*** Opening Input data ***

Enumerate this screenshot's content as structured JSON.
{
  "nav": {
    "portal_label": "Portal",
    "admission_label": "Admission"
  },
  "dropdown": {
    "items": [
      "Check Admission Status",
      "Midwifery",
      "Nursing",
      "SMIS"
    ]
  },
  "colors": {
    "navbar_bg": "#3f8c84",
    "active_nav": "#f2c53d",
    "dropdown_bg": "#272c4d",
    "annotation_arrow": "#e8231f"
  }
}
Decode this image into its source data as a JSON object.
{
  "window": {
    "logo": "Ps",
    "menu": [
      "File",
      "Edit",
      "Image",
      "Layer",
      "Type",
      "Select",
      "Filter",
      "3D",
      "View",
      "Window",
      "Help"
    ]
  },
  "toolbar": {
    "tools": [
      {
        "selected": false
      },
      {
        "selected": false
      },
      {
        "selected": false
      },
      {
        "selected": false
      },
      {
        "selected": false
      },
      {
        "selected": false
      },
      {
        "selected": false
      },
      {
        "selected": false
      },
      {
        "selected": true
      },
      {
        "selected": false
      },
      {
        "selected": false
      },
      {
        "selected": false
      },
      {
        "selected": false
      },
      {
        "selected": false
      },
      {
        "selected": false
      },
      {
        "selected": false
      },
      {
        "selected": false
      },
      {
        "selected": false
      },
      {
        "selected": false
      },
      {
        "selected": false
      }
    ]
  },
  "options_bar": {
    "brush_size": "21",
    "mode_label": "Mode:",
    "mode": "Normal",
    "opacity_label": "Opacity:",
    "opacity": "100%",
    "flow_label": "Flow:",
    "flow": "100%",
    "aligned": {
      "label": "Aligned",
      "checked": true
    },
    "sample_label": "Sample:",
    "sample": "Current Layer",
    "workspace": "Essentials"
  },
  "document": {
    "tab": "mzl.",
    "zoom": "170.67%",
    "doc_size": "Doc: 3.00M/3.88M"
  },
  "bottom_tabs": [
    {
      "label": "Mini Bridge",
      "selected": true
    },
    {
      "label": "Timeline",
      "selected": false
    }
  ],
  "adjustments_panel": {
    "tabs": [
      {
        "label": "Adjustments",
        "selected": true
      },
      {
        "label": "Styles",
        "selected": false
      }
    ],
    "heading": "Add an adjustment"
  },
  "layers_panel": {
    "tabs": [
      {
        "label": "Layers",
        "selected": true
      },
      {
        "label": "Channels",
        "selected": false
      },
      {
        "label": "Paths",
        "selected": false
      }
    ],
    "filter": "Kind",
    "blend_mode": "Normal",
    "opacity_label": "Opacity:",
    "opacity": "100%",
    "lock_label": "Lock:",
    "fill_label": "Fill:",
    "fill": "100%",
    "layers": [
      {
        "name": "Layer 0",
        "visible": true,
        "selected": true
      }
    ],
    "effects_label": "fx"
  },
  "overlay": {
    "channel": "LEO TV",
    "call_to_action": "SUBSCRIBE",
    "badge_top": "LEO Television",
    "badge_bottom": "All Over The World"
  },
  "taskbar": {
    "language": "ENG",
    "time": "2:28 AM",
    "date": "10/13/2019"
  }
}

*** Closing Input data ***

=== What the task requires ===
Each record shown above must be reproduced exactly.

=== Output of the task ===
Enumerate this screenshot's content as structured JSON.
{
  "nav": {
    "portal_label": "Portal",
    "admission_label": "Admission"
  },
  "dropdown": {
    "items": [
      "Check Admission Status",
      "Midwifery",
      "Nursing",
      "SMIS"
    ]
  },
  "colors": {
    "navbar_bg": "#3f8c84",
    "active_nav": "#f2c53d",
    "dropdown_bg": "#272c4d",
    "annotation_arrow": "#e8231f"
  }
}
Decode this image into its source data as a JSON object.
{
  "window": {
    "logo": "Ps",
    "menu": [
      "File",
      "Edit",
      "Image",
      "Layer",
      "Type",
      "Select",
      "Filter",
      "3D",
      "View",
      "Window",
      "Help"
    ]
  },
  "toolbar": {
    "tools": [
      {
        "selected": false
      },
      {
        "selected": false
      },
      {
        "selected": false
      },
      {
        "selected": false
      },
      {
        "selected": false
      },
      {
        "selected": false
      },
      {
        "selected": false
      },
      {
        "selected": false
      },
      {
        "selected": true
      },
      {
        "selected": false
      },
      {
        "selected": false
      },
      {
        "selected": false
      },
      {
        "selected": false
      },
      {
        "selected": false
      },
      {
        "selected": false
      },
      {
        "selected": false
      },
      {
        "selected": false
      },
      {
        "selected": false
      },
      {
        "selected": false
      },
      {
        "selected": false
      }
    ]
  },
  "options_bar": {
    "brush_size": "21",
    "mode_label": "Mode:",
    "mode": "Normal",
    "opacity_label": "Opacity:",
    "opacity": "100%",
    "flow_label": "Flow:",
    "flow": "100%",
    "aligned": {
      "label": "Aligned",
      "checked": true
    },
    "sample_label": "Sample:",
    "sample": "Current Layer",
    "workspace": "Essentials"
  },
  "document": {
    "tab": "mzl.",
    "zoom": "170.67%",
    "doc_size": "Doc: 3.00M/3.88M"
  },
  "bottom_tabs": [
    {
      "label": "Mini Bridge",
      "selected": true
    },
    {
      "label": "Timeline",
      "selected": false
    }
  ],
  "adjustments_panel": {
    "tabs": [
      {
        "label": "Adjustments",
        "selected": true
      },
      {
        "label": "Styles",
        "selected": false
      }
    ],
    "heading": "Add an adjustment"
  },
  "layers_panel": {
    "tabs": [
      {
        "label": "Layers",
        "selected": true
      },
      {
        "label": "Channels",
        "selected": false
      },
      {
        "label": "Paths",
        "selected": false
      }
    ],
    "filter": "Kind",
    "blend_mode": "Normal",
    "opacity_label": "Opacity:",
    "opacity": "100%",
    "lock_label": "Lock:",
    "fill_label": "Fill:",
    "fill": "100%",
    "layers": [
      {
        "name": "Layer 0",
        "visible": true,
        "selected": true
      }
    ],
    "effects_label": "fx"
  },
  "overlay": {
    "channel": "LEO TV",
    "call_to_action": "SUBSCRIBE",
    "badge_top": "LEO Television",
    "badge_bottom": "All Over The World"
  },
  "taskbar": {
    "language": "ENG",
    "time": "2:28 AM",
    "date": "10/13/2019"
  }
}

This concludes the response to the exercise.